As a talented surgeon, Liu committed his work to serving the community and taking care of children such as those with major disabilities, many of whom did not have insurance. He was adamant that financial difficulties not hinder his ability to care for a patient.
“This was a guy that seemed to work every single hour he could find, but seemed to know every single stat about every single baseball team going back 50 years,” Cunningham said. A self-identified South Sider, Liu had a passion for White Sox baseball.
Liu was beloved by his colleagues, who described him as gregarious and ceaselessly optimistic, always willing to help a stranger. Juggling his many projects between surgeries became a hallmark. As a trauma surgeon he was known to come in during the middle of the night to operate on a child and then return later that morning to continue his normal schedule.
In his appearance and demeanor Liu was unassuming—“the anti-elitist,” as one colleague described him—always wearing his scrubs to meetings and rarely acknowledging his own achievements.
“You would think this person must wake up every morning and put on a fresh tie…crisp it up and wear his thousand-dollar suit and get in his big, fancy car and come over here,” said John Alverdy, a fellow surgeon and research partner of Liu’s. “That wasn’t him. This was the most down-to-earth, hard-working, ‘I’m in the trenches with the people, my job was just to do the right thing at the right time with the patient every day’,” type of guy.
Even with the constant tumult of work at the hospital, Liu always managed to find time for his family, who co-workers say were his top priority and his favorite topic of conversation. “I’ve got to go to a meeting,” he would say before ducking out of the hospital to attend one of his children’s baseball games. He would take his dinners at home and return to work when he was done. He called his greatest success his marriage.
The department of surgery is establishing an annual symposium to commemorate Liu’s legacy at the hospital, which will bring together surgeons and physicians working in research and care-of-children.

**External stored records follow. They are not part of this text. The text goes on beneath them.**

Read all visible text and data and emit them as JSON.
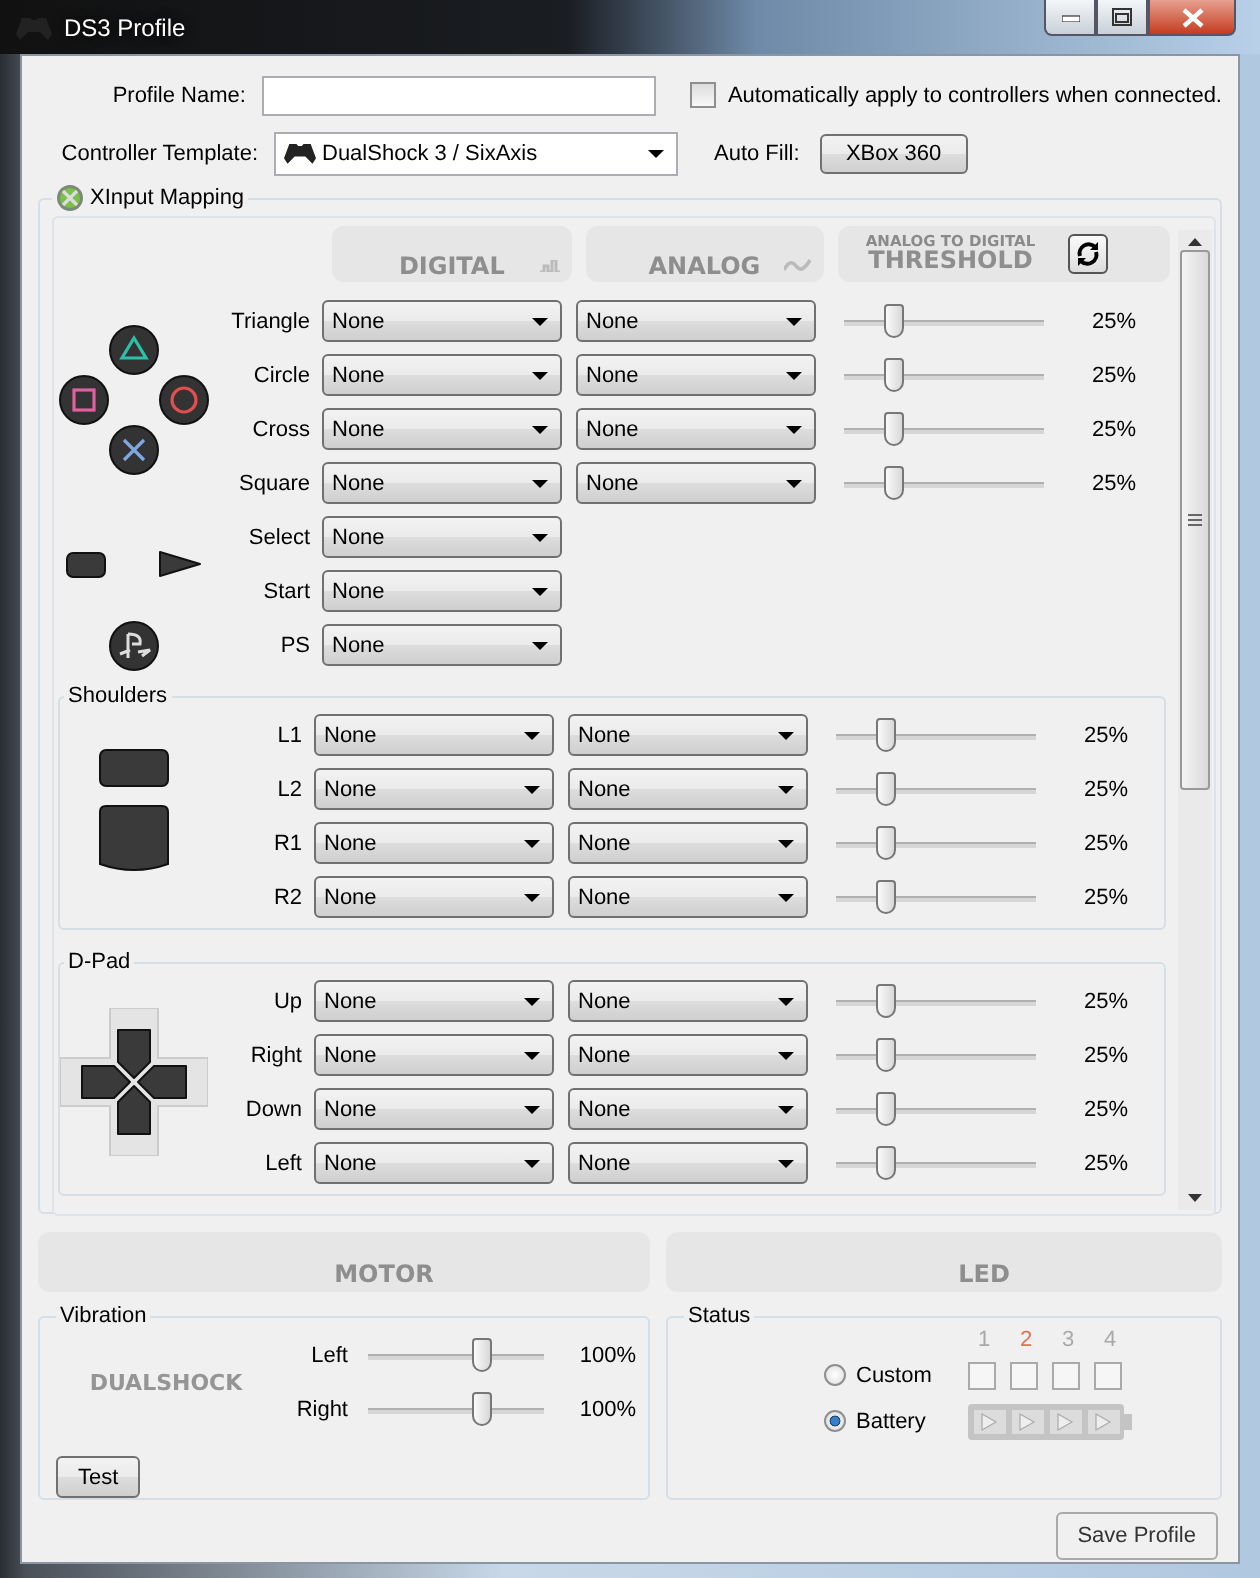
{
  "window": {
    "title": "DS3 Profile"
  },
  "profile_name": {
    "label": "Profile Name:"
  },
  "auto_apply": {
    "label": "Automatically apply to controllers when connected.",
    "checked": false
  },
  "controller_template": {
    "label": "Controller Template:",
    "value": "DualShock 3 / SixAxis"
  },
  "auto_fill": {
    "label": "Auto Fill:",
    "button": "XBox 360"
  },
  "xinput_mapping": {
    "title": "XInput Mapping",
    "headers": {
      "digital": "DIGITAL",
      "analog": "ANALOG",
      "threshold_caption": "ANALOG TO DIGITAL",
      "threshold": "THRESHOLD"
    },
    "sections": [
      {
        "kind": "face",
        "rows": [
          {
            "label": "Triangle",
            "digital": "None",
            "analog": "None",
            "level": 0.25,
            "reading": "25%"
          },
          {
            "label": "Circle",
            "digital": "None",
            "analog": "None",
            "level": 0.25,
            "reading": "25%"
          },
          {
            "label": "Cross",
            "digital": "None",
            "analog": "None",
            "level": 0.25,
            "reading": "25%"
          },
          {
            "label": "Square",
            "digital": "None",
            "analog": "None",
            "level": 0.25,
            "reading": "25%"
          },
          {
            "label": "Select",
            "digital": "None"
          },
          {
            "label": "Start",
            "digital": "None"
          },
          {
            "label": "PS",
            "digital": "None"
          }
        ]
      },
      {
        "kind": "shoulders",
        "title": "Shoulders",
        "rows": [
          {
            "label": "L1",
            "digital": "None",
            "analog": "None",
            "level": 0.25,
            "reading": "25%"
          },
          {
            "label": "L2",
            "digital": "None",
            "analog": "None",
            "level": 0.25,
            "reading": "25%"
          },
          {
            "label": "R1",
            "digital": "None",
            "analog": "None",
            "level": 0.25,
            "reading": "25%"
          },
          {
            "label": "R2",
            "digital": "None",
            "analog": "None",
            "level": 0.25,
            "reading": "25%"
          }
        ]
      },
      {
        "kind": "dpad",
        "title": "D-Pad",
        "rows": [
          {
            "label": "Up",
            "digital": "None",
            "analog": "None",
            "level": 0.25,
            "reading": "25%"
          },
          {
            "label": "Right",
            "digital": "None",
            "analog": "None",
            "level": 0.25,
            "reading": "25%"
          },
          {
            "label": "Down",
            "digital": "None",
            "analog": "None",
            "level": 0.25,
            "reading": "25%"
          },
          {
            "label": "Left",
            "digital": "None",
            "analog": "None",
            "level": 0.25,
            "reading": "25%"
          }
        ]
      }
    ]
  },
  "motor": {
    "header": "MOTOR",
    "group": "Vibration",
    "logo": "DUALSHOCK",
    "sliders": [
      {
        "label": "Left",
        "level": 0.65,
        "reading": "100%"
      },
      {
        "label": "Right",
        "level": 0.65,
        "reading": "100%"
      }
    ],
    "test_button": "Test"
  },
  "led": {
    "header": "LED",
    "group": "Status",
    "modes": [
      {
        "label": "Custom",
        "selected": false
      },
      {
        "label": "Battery",
        "selected": true
      }
    ],
    "leds": [
      {
        "label": "1",
        "lit": false,
        "checked": false
      },
      {
        "label": "2",
        "lit": true,
        "checked": false
      },
      {
        "label": "3",
        "lit": false,
        "checked": false
      },
      {
        "label": "4",
        "lit": false,
        "checked": false
      }
    ]
  },
  "save_button": "Save Profile"
}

“There’s a profound sadness among the faculty in the department of surgery and the residents and the students that the person who seemed to do the most good, and the person that seemed to be the best among us, is gone,” said Alverdy, who worked with Liu on a research grant from the National Institutes of Health on a fatal neonatal condition called necrotizing enterocolitis. Alverdy has continued the work.
As a teacher, Liu saw his work overseas as part of a necessary forging of connections on a human level. When surgeons would come to Chicago from China to study techniques, he would often host them in his own home. His proficiency in Mandarin helped—in Shanghai, he didn’t lecture in English.
At Comer, where Liu was the hospital’s first Surgeon-in-Chief, he expanded his department by starting a fellowship in pediatric surgery. Two-year fellowships are required training for surgical specializations, and Liu had worked hard to acquire the proper certification to provide a program for them at Comer. Liu led the fellowship himself, and was noted as a patient and positive teacher who was able to take complex scientific concepts and make them understandable. The fellowship has gone on to train the hospital’s next generation of surgeons.
“Now that it’s a few months later, it has become clear that we have an outstanding group of young surgeons who have really stepped into the breach to fill the void left by him,” said John Cunningham, chief of pediatric oncology.
Genevieve, at 13 Liu’s oldest child, remembers calling him from camp one summer, saying she wanted to come home early. Liu was in the operating room. He finished up, drove through the night (some eight hours), and arrived by breakfast to bring her back to Chicago.
“At that time I felt a little guilty, and it was awkward coming home early, but looking back it was probably one of the best decisions I’ve ever made,” she said. “To have that memory of him.”